Hispanics Wait Half-Hour Longer in ER When Chest Pain Strikes
MONDAY, May 16, 2022 (HealthDay News) — When Hispanic Americans arrive in the emergency room with chest pain, they have to wait longer for care than other people with the same symptoms, a preliminary study finds.
Chest pain, a potential sign of heart attack, is one of the leading reasons people end up in an ER. But the new findings suggest that Hispanic patients may face unnecessary delays in either receiving care, being admitted to the hospital or being discharged home.
The study, done at one hospital in Atlanta, found that among 11,000-plus people arriving in the ER with chest pain, Hispanic individuals waited an average of a half-hour longer than white, Black and Asian patients.
These delays persisted even after patients were admitted to the hospital. Compared with patients of other backgrounds, Hispanic patients waited twice as long for a final treatment plan, the study found.
The reasons for the disparities are not fully clear. But lead researcher Dr. Katiria Pintor Jimenez pointed to one possible factor: There are too few Hispanic physicians.
Other research has shown that nationally, Black and Hispanic Americans are underrepresented in the medical field: A study last year found that by 2019, Hispanic women and men accounted for only 2.5% to 4% of physicians nationwide.
Yet Hispanic people are one of the fastest-growing populations in the United States, noted Pintor Jimenez, an internal medicine resident at Morehouse School of Medicine in Atlanta.
Language barriers may be one reason for Hispanic patients’ delays in care, she said, so having more Spanish-speaking providers can help surmount that. Beyond language, though, when patients and physicians have a shared cultural experience, that can support trust and communication.
“We need more Hispanic physicians,” Pintor Jimenez said.
She presented the findings on Friday at a meeting of the American Heart Association (AHA) focused on quality of care, being held in Reston, Va. Studies released at meetings are generally considered preliminary until they are published in a peer-reviewed journal.
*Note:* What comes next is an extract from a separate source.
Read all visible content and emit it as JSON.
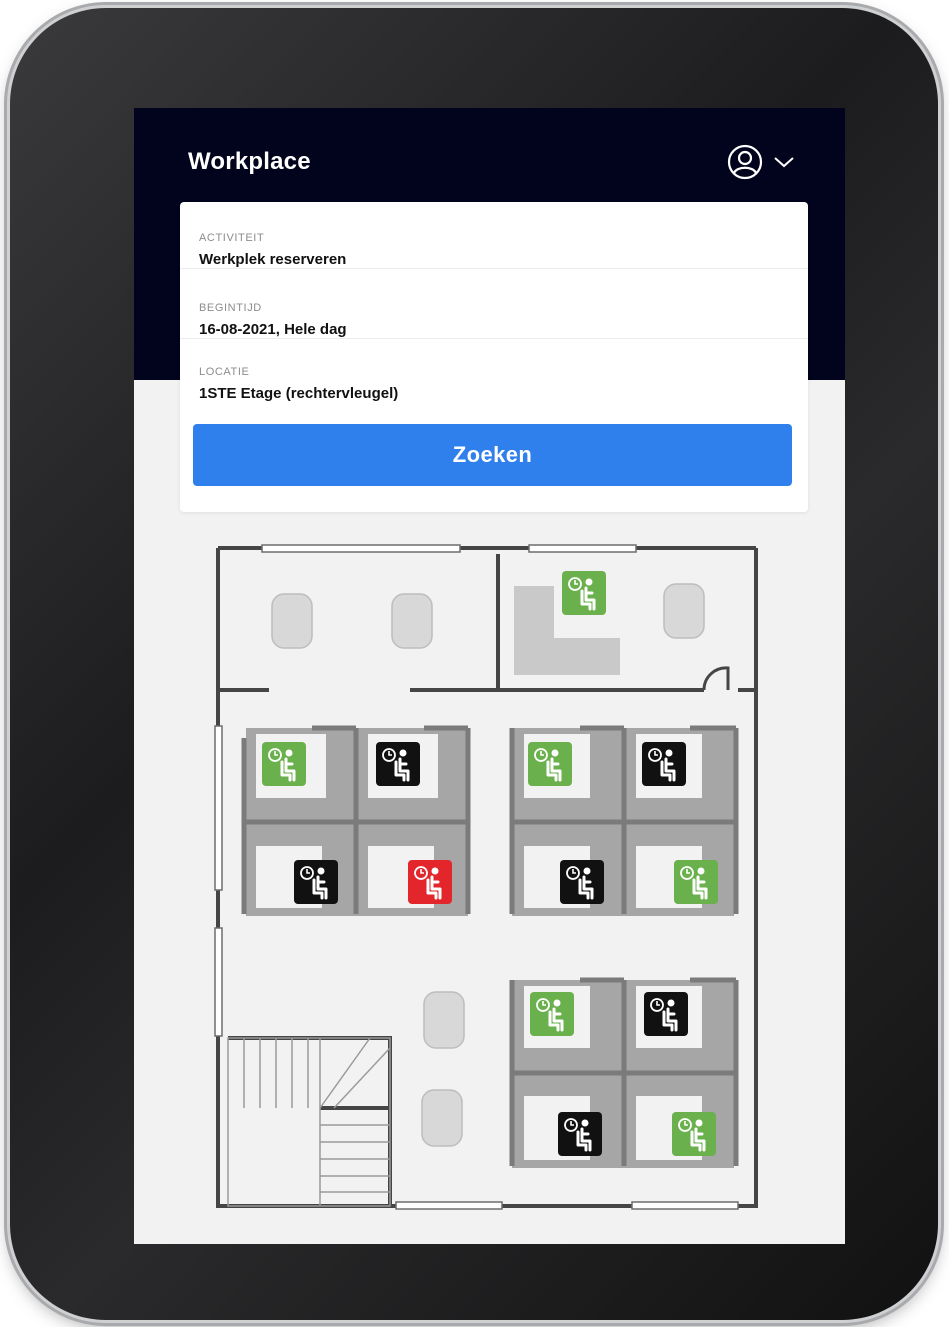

The findings are based on medical records from more than 11,000 people who arrived at Grady Memorial Hospital’s ER in 2020, all with chest pain as their primary complaint.
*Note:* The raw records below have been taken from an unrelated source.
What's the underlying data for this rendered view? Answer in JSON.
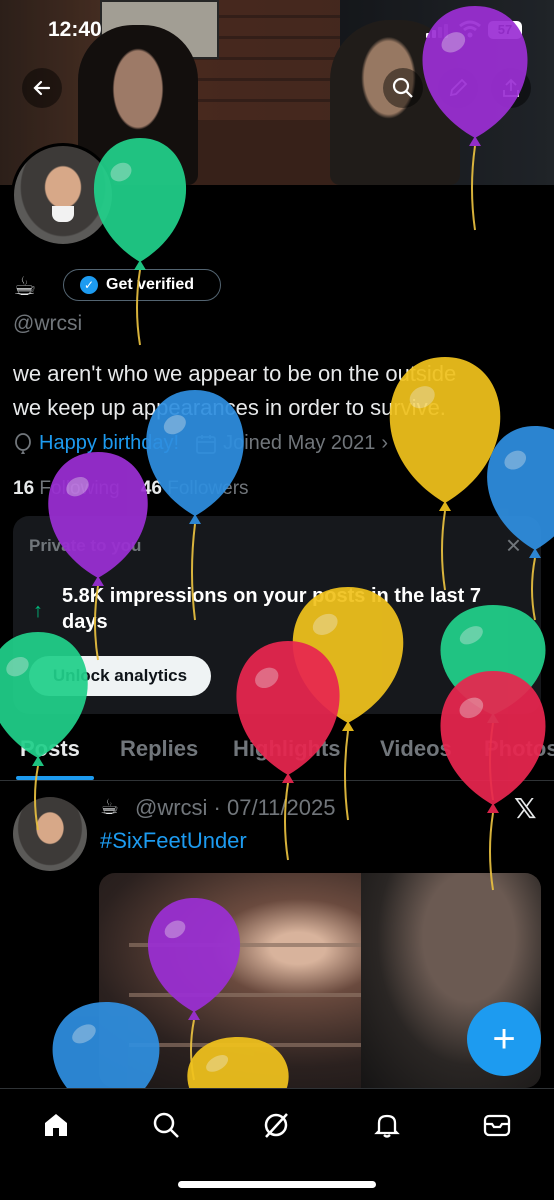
{
  "status_bar": {
    "time": "12:40",
    "battery": "57"
  },
  "icons": {
    "back": "arrow-left-icon",
    "search": "search-icon",
    "edit": "pencil-icon",
    "share": "share-icon",
    "verified": "verified-check-icon",
    "birthday": "balloon-outline-icon",
    "calendar": "calendar-icon",
    "close": "close-icon",
    "arrow_up": "arrow-up-icon",
    "x_logo": "x-logo-icon"
  },
  "profile": {
    "emoji": "☕",
    "get_verified_label": "Get verified",
    "handle": "@wrcsi",
    "bio_line1": "we aren't who we appear to be on the outside",
    "bio_line2": "we keep up appearances in order to survive.",
    "birthday": "Happy birthday!",
    "joined": "Joined May 2021",
    "following_count": "16",
    "following_label": "Following",
    "followers_count": "46",
    "followers_label": "Followers"
  },
  "private_card": {
    "title": "Private to you",
    "stat": "5.8K impressions on your posts in the last 7 days",
    "button": "Unlock analytics"
  },
  "tabs": [
    "Posts",
    "Replies",
    "Highlights",
    "Videos",
    "Photos"
  ],
  "post": {
    "emoji": "☕",
    "meta": "@wrcsi · 07/11/2025",
    "hashtag": "#SixFeetUnder"
  },
  "fab_label": "+",
  "bottom_nav": [
    "home-icon",
    "search-icon",
    "grok-icon",
    "bell-icon",
    "mail-icon"
  ],
  "balloon_colors": {
    "purple": "#9b2fd4",
    "green": "#21d08a",
    "blue": "#2f8fe0",
    "yellow": "#f0c21d",
    "red": "#e8264f"
  }
}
On average, Hispanic people waited 99 minutes to receive treatment, be admitted to the hospital or be discharged from ER — versus 71 minutes among all other patients. And among patients admitted to the hospital, Hispanic patients faced a delay in getting a treatment plan, such as further testing: They waited an average of 86 minutes, while other patients waited half as long.
“This is one hospital in one city, but it adds to the growing story of health disparities in the U.S.,” said Dr. Felipe Lobelo, a member of the AHA’s Council on Lifestyle and Cardiometabolic Health.
He agreed that language barriers may help explain the longer wait times for Hispanic patients, as could lack of health insurance, which can add a layer of “logistical” issues in getting admitted to the hospital, for instance.
Hispanic patients in the study were nearly three times more likely to be uninsured than their white, Black and Asian counterparts.
Beyond that, Lobelo said, there could be “unconscious biases” that make health care providers think Hispanic patients’ symptoms are less urgent. He noted, for example, that Hispanic patients in this study tended to be younger than other patients, which might make providers take their complaints less seriously.
Pintor Jimenez said it would be valuable for more health care systems to evaluate their performance and see whether they have disparities in care like those found in this study.
Hispanic patients, she said, have a right to “culturally competent” care — a term that refers to health care systems’ ability to provide care to patients with diverse values, beliefs and behaviors.
“Educating health care professionals in cultural competency is of paramount importance to address and reduce health disparities for Hispanic people,” Pintor Jimenez said.
Lobelo agreed that health care systems can look at their own performance and “try to course-correct” when disparities are detected. One potential way, he said, is to develop more efficient ways to get patients admitted even when health insurance information is lacking.
As for patients, Lobelo said, “you have to advocate for yourself. It’s OK to ask to see a doctor as soon as possible.”
Ultimately, though, what needs to be tackled are the underlying systemic factors that feed health disparities, according to Lobelo.
“We know, at the end of the day, that systemic racism is complex,” he said. “It will require a concerted effort by multiple stakeholders to address it.”
The U.S. Centers for Disease Control and Prevention has more on the health of Hispanic Americans.
SOURCES: Katiria Pintor Jimenez, MD, internal medicine resident, Morehouse School of Medicine, Atlanta; Felipe Lobelo, MD, PhD, member, Council on Lifestyle and Cardiometabolic Health, American Heart Association, Dallas, and associate professor, Rollins School of Public Health, Emory University, Atlanta; American Heart Association Quality of Care and Outcomes Research Scientific Sessions, Reston, Va., presentation, May 13, 2022